Exercise = Whenever the word "отличия" turns up in a line below, that line should be copied.

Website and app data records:

=== Begin Enclosure ===

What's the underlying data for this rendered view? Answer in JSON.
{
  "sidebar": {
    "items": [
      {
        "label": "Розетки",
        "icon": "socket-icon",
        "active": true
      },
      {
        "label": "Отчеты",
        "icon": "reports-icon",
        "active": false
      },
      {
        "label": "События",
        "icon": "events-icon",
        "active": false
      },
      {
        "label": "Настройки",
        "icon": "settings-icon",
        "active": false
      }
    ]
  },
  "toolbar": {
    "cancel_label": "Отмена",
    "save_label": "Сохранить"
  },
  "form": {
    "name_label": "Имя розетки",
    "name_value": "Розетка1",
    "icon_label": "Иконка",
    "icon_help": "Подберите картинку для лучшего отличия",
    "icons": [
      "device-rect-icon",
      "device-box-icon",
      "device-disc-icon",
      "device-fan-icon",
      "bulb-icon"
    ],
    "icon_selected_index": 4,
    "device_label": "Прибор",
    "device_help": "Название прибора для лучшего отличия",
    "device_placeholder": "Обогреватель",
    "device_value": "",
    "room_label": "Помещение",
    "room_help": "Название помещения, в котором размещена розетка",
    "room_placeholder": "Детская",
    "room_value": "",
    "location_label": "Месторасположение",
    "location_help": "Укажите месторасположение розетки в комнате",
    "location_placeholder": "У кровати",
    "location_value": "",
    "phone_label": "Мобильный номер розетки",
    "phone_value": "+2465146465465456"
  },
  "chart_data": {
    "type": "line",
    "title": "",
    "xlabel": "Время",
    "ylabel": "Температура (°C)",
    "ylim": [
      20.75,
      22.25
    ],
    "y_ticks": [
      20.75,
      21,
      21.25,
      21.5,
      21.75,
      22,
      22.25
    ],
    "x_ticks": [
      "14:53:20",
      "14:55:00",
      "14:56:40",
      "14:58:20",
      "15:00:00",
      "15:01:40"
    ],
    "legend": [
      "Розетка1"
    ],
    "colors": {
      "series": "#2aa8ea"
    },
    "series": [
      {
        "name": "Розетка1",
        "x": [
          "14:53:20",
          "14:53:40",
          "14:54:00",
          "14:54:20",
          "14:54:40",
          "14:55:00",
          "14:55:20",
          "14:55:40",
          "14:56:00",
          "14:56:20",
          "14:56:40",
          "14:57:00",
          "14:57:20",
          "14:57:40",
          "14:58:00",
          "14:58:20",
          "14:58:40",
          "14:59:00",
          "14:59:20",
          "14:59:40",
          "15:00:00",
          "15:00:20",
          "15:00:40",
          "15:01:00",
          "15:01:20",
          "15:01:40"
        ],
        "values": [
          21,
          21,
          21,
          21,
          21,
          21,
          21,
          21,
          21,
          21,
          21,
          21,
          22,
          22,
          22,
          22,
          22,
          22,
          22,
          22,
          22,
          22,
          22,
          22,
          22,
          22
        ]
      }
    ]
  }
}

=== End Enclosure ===

Answer to this problem =
    "icon_help": "Подберите картинку для лучшего отличия",
    "device_help": "Название прибора для лучшего отличия",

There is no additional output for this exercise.